• GIVEN RECORDS:
+++

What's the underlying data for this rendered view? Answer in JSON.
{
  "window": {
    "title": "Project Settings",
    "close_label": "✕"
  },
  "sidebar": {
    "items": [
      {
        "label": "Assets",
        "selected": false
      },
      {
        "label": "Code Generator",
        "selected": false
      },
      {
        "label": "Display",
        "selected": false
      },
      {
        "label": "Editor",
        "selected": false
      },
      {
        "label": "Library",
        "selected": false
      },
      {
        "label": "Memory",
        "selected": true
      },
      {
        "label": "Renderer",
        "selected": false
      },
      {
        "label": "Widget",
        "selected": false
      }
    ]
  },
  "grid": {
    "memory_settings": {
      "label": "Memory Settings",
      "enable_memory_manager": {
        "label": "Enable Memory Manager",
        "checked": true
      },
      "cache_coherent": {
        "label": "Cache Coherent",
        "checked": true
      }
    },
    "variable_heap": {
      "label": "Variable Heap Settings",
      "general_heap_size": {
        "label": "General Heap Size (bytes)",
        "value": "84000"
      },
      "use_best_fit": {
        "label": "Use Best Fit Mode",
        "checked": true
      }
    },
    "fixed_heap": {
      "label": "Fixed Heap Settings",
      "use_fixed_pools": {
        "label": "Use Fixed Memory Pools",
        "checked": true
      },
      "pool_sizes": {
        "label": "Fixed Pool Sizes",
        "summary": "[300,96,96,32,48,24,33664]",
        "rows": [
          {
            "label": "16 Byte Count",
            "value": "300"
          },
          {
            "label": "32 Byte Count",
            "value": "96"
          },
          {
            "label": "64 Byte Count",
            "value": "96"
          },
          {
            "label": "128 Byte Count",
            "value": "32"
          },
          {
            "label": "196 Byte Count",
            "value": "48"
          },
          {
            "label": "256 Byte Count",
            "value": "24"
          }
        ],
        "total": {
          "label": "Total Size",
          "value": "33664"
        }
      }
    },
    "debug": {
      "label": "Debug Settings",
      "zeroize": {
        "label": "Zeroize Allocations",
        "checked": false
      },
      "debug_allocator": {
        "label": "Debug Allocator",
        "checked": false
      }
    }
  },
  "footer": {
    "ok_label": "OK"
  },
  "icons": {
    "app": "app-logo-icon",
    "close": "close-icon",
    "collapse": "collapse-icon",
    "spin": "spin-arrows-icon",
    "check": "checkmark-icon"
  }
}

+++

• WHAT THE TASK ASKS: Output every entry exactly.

• EXERCISE SOLUTION:
What's the underlying data for this rendered view? Answer in JSON.
{
  "window": {
    "title": "Project Settings",
    "close_label": "✕"
  },
  "sidebar": {
    "items": [
      {
        "label": "Assets",
        "selected": false
      },
      {
        "label": "Code Generator",
        "selected": false
      },
      {
        "label": "Display",
        "selected": false
      },
      {
        "label": "Editor",
        "selected": false
      },
      {
        "label": "Library",
        "selected": false
      },
      {
        "label": "Memory",
        "selected": true
      },
      {
        "label": "Renderer",
        "selected": false
      },
      {
        "label": "Widget",
        "selected": false
      }
    ]
  },
  "grid": {
    "memory_settings": {
      "label": "Memory Settings",
      "enable_memory_manager": {
        "label": "Enable Memory Manager",
        "checked": true
      },
      "cache_coherent": {
        "label": "Cache Coherent",
        "checked": true
      }
    },
    "variable_heap": {
      "label": "Variable Heap Settings",
      "general_heap_size": {
        "label": "General Heap Size (bytes)",
        "value": "84000"
      },
      "use_best_fit": {
        "label": "Use Best Fit Mode",
        "checked": true
      }
    },
    "fixed_heap": {
      "label": "Fixed Heap Settings",
      "use_fixed_pools": {
        "label": "Use Fixed Memory Pools",
        "checked": true
      },
      "pool_sizes": {
        "label": "Fixed Pool Sizes",
        "summary": "[300,96,96,32,48,24,33664]",
        "rows": [
          {
            "label": "16 Byte Count",
            "value": "300"
          },
          {
            "label": "32 Byte Count",
            "value": "96"
          },
          {
            "label": "64 Byte Count",
            "value": "96"
          },
          {
            "label": "128 Byte Count",
            "value": "32"
          },
          {
            "label": "196 Byte Count",
            "value": "48"
          },
          {
            "label": "256 Byte Count",
            "value": "24"
          }
        ],
        "total": {
          "label": "Total Size",
          "value": "33664"
        }
      }
    },
    "debug": {
      "label": "Debug Settings",
      "zeroize": {
        "label": "Zeroize Allocations",
        "checked": false
      },
      "debug_allocator": {
        "label": "Debug Allocator",
        "checked": false
      }
    }
  },
  "footer": {
    "ok_label": "OK"
  },
  "icons": {
    "app": "app-logo-icon",
    "close": "close-icon",
    "collapse": "collapse-icon",
    "spin": "spin-arrows-icon",
    "check": "checkmark-icon"
  }
}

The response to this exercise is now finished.